[45] D. Mehta. Finding all the stationary points of a potential-energy landscape via numerical polynomial-homotopy-continuation method. Phys. Rev. E, 84 (2): 025702, 2011b. 10.1103/​physreve.84.025702.
https:/​/​doi.org/​10.1103/​physreve.84.025702

[46] D. Mehta, H. D. Nguyen, and K. Turitsyn. Numerical polynomial homotopy continuation method to locate all the power flow solutions. IET Gener. Transm. Distrib., 10 (12): 2972-2980, 2016. 10.1049/​iet-gtd.2015.1546.
https:/​/​doi.org/​10.1049/​iet-gtd.2015.1546

[47] A. J. Sommese and C. W. Wampler II. The Numerical solution of systems of polynomials arising in engineering and science. World Scientific, 2005. 10.1142/​5763.
https:/​/​doi.org/​10.1142/​5763

[48] E. L. Allgower and K. Georg. Numerical continuation methods: an introduction, volume 13. Springer Science & Business Media, 2012. 10.1137/​1.9780898719154.
https:/​/​doi.org/​10.1137/​1.9780898719154

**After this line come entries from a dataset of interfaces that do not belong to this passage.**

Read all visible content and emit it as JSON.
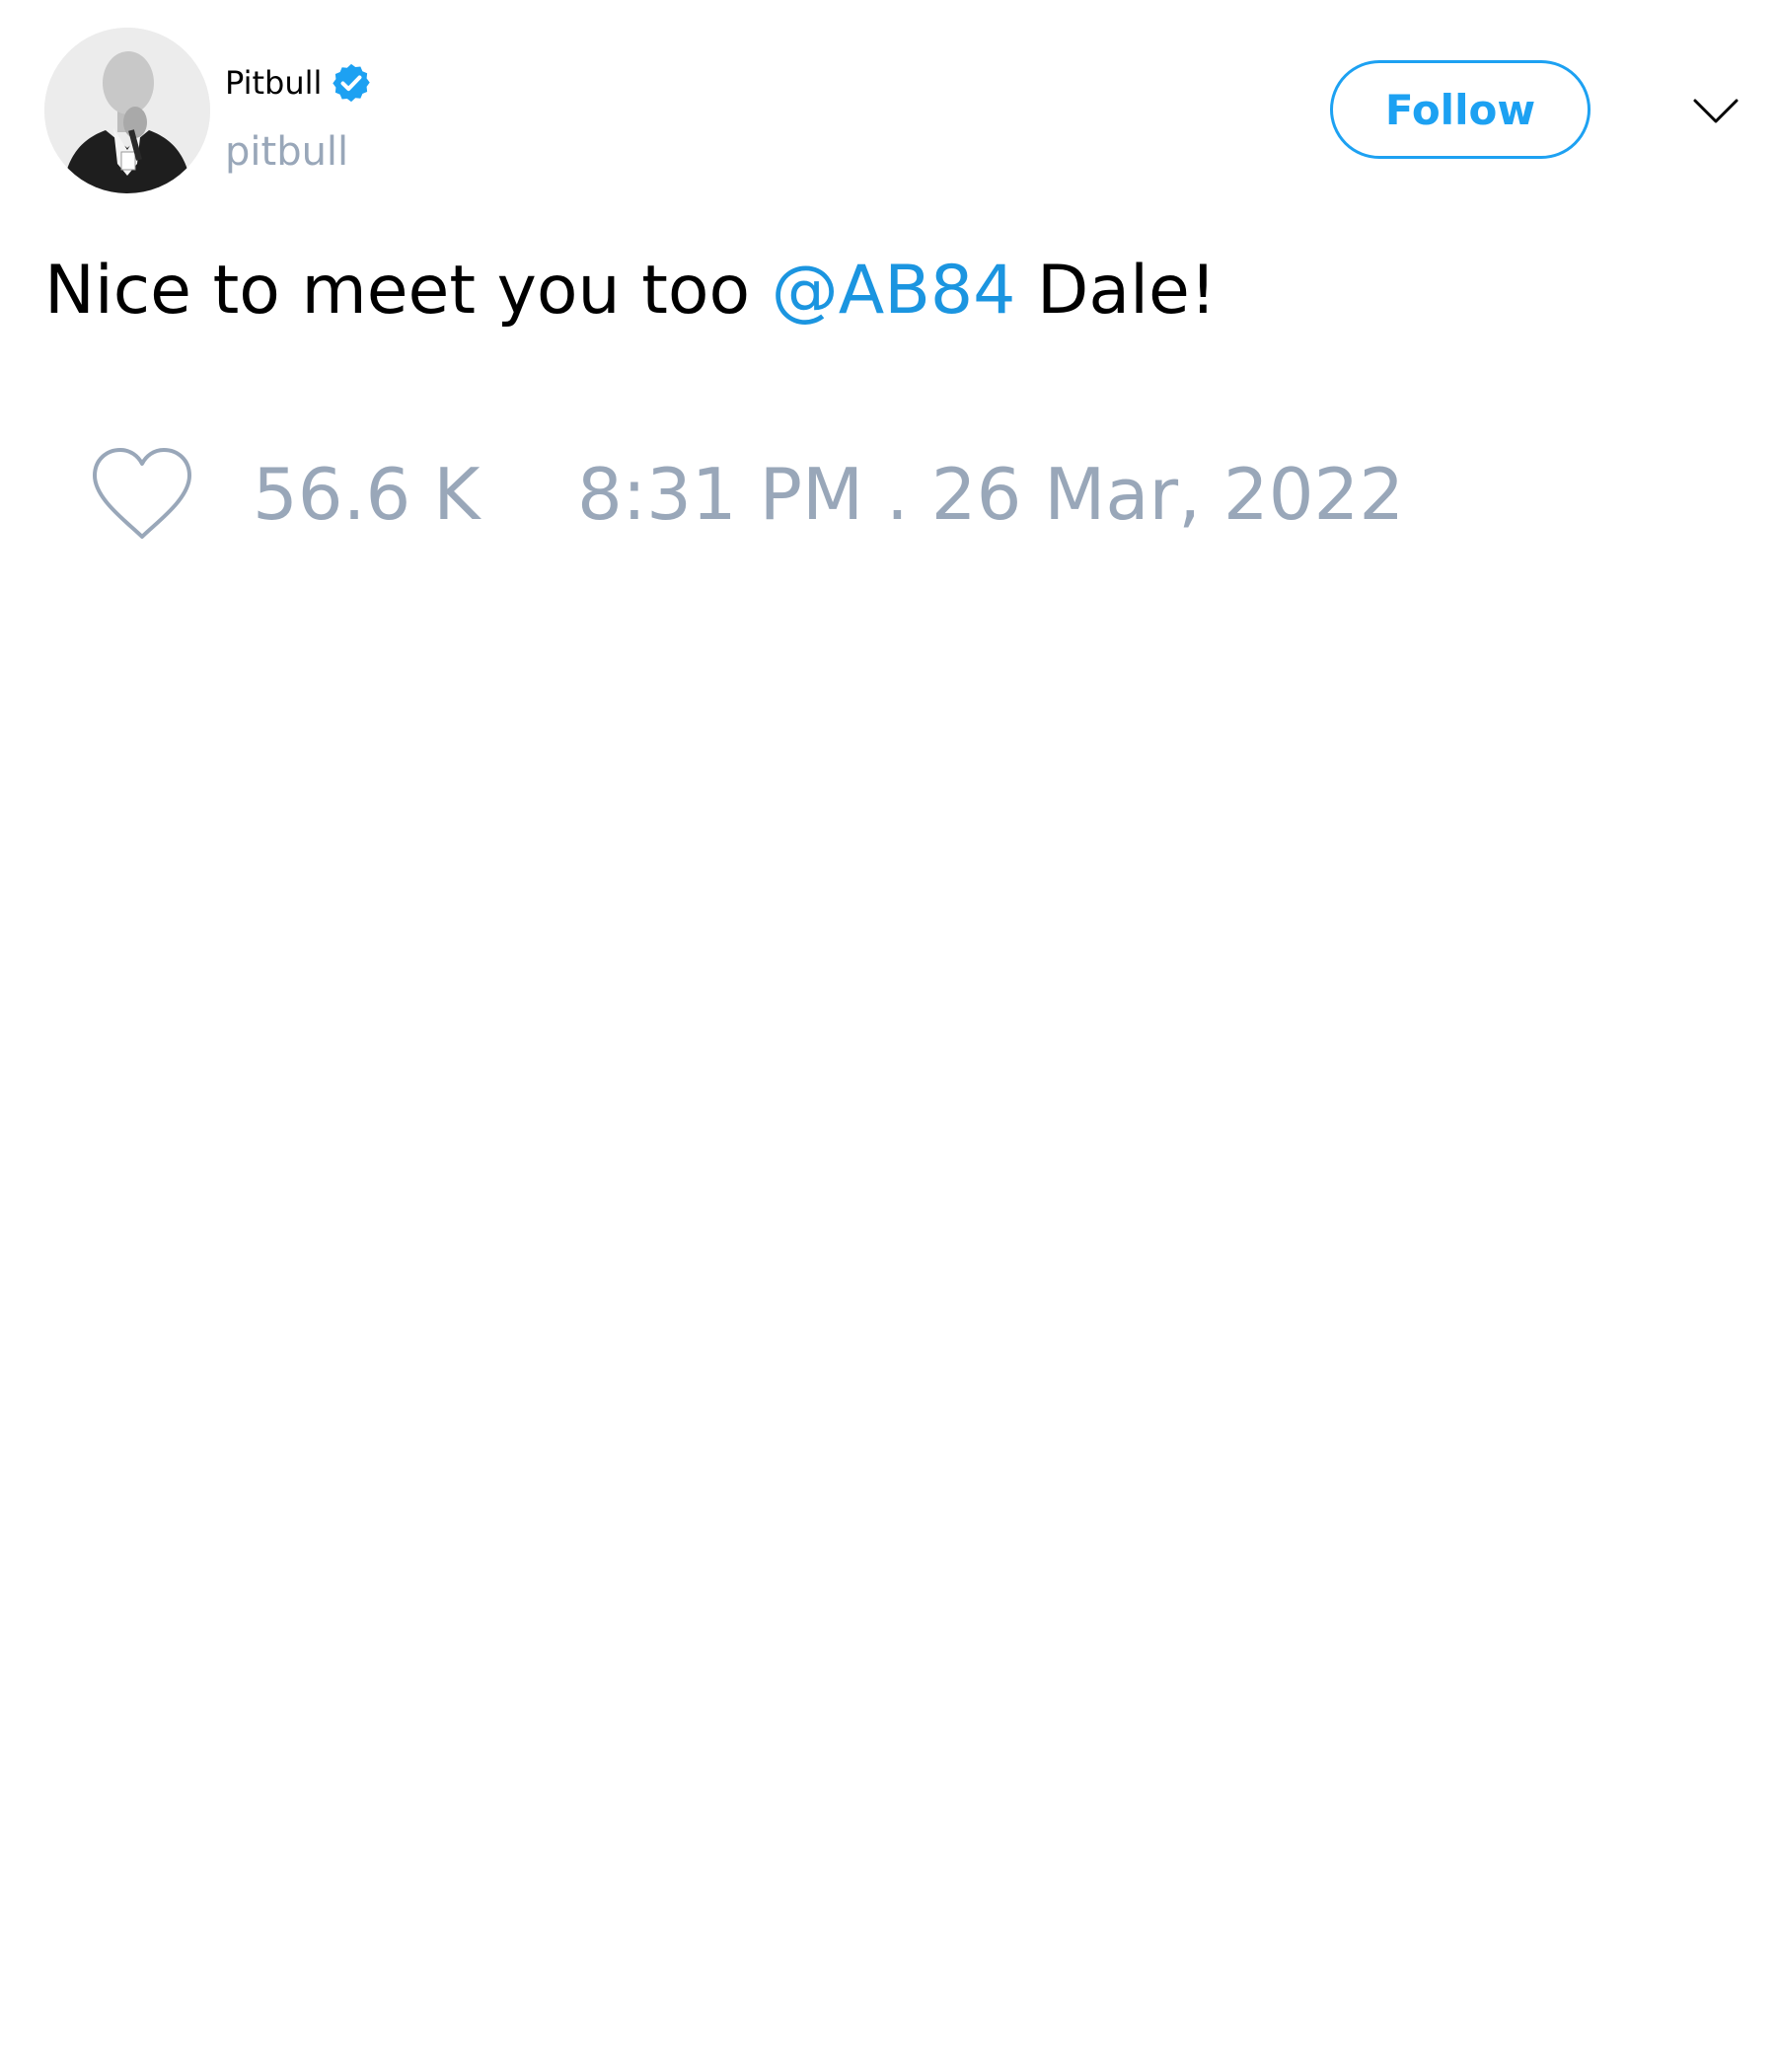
{
  "author": {
    "display_name": "Pitbull",
    "handle": "pitbull",
    "verified": true,
    "avatar_icon": "profile-photo"
  },
  "actions": {
    "follow_label": "Follow",
    "menu_icon": "chevron-down-icon"
  },
  "tweet": {
    "text_before": "Nice to meet you too ",
    "mention": "@AB84",
    "text_after": " Dale!"
  },
  "footer": {
    "like_icon": "heart-icon",
    "like_count": "56.6 K",
    "timestamp": "8:31 PM . 26 Mar, 2022"
  },
  "colors": {
    "accent": "#1da1f2",
    "mention": "#1b95e0",
    "muted": "#99a7b9",
    "text": "#000000"
  }
}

[49] A. Leykin, J. Verschelde, and Y. Zhuang. Parallel homotopy algorithms to solve polynomial systems. In ICMS, pages 225-234. Springer, 2006. 10.1007/​11832225_22.
https:/​/​doi.org/​10.1007/​11832225_22

[50] G. Malajovich and K. Meer. Computing minimal multi-homogeneous Bézout numbers is hard. Theory Comput. Syst., 40 (4): 553-570, 2007. 10.1007/​s00224-006-1322-y.
https:/​/​doi.org/​10.1007/​s00224-006-1322-y

[51] T. Duff, C. Hill, A. Jensen, K. Lee, A. Leykin, and J. Sommars. MonodromySolver: a Macaulay2 package for solving polynomial systems via homotopy continuation and monodromy. Available at http:/​/​people.math.gatech.edu/​∼aleykin3/​MonodromySolver.
http:/​/​people.math.gatech.edu/​

Cited by

[1] Thomas J. Elliott, Chengran Yang, Felix C. Binder, Andrew J. P. Garner, Jayne Thompson, and Mile Gu, "Extreme dimensional compression with quantum modelling", arXiv:1909.02817.

The above citations are from SAO/NASA ADS (last updated 2019-10-20 14:20:58). The list may be incomplete as not all publishers provide suitable and complete citation data.

On Crossref's cited-by service no data on citing works was found (last attempt 2019-10-20 14:20:56).